# WHAT YOU SHOULD DO:
Copy each line of the data that has "handle" in it.
+++ LISTED ENTRIES +++
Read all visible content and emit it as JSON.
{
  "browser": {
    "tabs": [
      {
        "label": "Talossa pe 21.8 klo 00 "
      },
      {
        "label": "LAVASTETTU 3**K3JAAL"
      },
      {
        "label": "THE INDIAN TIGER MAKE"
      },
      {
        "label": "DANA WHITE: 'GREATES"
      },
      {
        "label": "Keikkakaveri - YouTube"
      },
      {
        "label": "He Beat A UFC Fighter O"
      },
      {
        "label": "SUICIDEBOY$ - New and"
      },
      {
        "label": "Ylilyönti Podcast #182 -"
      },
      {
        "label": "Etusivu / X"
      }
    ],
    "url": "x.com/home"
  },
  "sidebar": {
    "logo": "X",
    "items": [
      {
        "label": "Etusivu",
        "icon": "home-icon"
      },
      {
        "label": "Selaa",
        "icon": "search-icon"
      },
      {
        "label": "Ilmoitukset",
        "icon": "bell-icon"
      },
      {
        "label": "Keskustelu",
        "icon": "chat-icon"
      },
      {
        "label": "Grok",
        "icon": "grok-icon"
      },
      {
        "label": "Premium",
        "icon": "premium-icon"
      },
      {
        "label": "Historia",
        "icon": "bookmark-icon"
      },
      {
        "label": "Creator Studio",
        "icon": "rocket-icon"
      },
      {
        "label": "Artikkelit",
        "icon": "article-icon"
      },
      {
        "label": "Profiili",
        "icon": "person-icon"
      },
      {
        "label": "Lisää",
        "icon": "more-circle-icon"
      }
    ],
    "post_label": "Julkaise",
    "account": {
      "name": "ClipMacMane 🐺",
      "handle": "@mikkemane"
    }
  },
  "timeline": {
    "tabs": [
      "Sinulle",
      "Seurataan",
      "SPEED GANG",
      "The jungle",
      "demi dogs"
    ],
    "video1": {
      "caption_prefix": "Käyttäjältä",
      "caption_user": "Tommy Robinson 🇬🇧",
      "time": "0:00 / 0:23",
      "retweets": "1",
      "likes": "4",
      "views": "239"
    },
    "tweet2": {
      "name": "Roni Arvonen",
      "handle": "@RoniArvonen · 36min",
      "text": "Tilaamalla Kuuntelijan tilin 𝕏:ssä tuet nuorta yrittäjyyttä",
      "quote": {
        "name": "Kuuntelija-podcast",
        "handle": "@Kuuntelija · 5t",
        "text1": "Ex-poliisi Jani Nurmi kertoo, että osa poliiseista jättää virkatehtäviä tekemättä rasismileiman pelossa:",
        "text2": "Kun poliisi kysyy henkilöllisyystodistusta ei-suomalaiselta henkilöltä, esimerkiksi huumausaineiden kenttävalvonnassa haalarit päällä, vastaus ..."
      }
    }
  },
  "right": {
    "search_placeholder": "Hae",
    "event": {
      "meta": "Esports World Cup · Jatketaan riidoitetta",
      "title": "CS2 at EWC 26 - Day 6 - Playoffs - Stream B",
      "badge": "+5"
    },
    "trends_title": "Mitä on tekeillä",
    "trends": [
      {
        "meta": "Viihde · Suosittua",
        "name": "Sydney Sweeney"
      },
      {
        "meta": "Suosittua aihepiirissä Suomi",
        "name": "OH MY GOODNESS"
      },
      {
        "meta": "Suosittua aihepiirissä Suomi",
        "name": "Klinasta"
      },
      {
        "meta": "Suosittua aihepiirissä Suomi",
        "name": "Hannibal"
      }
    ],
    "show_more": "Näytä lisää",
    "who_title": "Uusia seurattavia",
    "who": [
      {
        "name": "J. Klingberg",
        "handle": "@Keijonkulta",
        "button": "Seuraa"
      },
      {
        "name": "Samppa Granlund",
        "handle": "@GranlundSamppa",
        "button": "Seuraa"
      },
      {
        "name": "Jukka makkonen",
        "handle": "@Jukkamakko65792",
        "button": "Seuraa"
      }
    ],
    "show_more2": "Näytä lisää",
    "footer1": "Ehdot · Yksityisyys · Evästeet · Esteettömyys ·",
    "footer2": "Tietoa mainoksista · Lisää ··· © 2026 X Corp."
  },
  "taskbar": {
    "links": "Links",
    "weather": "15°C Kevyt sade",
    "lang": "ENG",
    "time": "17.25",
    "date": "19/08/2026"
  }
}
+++
# RESULT OF THIS EXERCISE:
      "handle": "@mikkemane"
      "handle": "@RoniArvonen · 36min",
        "handle": "@Kuuntelija · 5t",
        "handle": "@Keijonkulta",
        "handle": "@GranlundSamppa",
        "handle": "@Jukkamakko65792",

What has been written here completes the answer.